Supplied data:
· · · ·
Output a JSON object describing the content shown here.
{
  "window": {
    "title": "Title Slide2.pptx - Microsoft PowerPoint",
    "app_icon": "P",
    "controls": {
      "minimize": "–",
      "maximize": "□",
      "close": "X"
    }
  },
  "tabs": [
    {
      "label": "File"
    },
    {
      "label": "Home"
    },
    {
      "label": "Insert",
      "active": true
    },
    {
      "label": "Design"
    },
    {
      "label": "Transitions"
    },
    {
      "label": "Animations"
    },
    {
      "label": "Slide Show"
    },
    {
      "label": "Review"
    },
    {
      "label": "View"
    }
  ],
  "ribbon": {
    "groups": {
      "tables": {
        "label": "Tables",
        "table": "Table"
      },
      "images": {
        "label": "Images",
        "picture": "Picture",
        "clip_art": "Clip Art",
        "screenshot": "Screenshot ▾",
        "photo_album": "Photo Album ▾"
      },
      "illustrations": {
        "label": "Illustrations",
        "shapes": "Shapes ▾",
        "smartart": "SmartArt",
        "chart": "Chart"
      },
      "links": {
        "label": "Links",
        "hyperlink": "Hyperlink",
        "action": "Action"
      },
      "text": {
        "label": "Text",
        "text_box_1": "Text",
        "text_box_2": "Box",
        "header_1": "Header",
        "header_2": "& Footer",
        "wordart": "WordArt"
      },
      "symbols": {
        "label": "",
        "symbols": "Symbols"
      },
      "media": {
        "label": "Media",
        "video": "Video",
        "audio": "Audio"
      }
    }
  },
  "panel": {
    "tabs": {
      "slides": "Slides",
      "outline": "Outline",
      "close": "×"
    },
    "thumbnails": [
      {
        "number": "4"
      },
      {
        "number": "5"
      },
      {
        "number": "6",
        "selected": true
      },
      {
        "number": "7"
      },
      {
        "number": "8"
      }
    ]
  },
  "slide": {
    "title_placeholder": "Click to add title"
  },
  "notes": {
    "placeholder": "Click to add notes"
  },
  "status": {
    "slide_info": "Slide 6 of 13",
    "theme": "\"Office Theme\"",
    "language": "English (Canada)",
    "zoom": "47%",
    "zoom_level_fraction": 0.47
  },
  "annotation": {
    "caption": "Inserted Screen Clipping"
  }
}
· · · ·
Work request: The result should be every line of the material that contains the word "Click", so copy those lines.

Response below:
    "title_placeholder": "Click to add title"
    "placeholder": "Click to add notes"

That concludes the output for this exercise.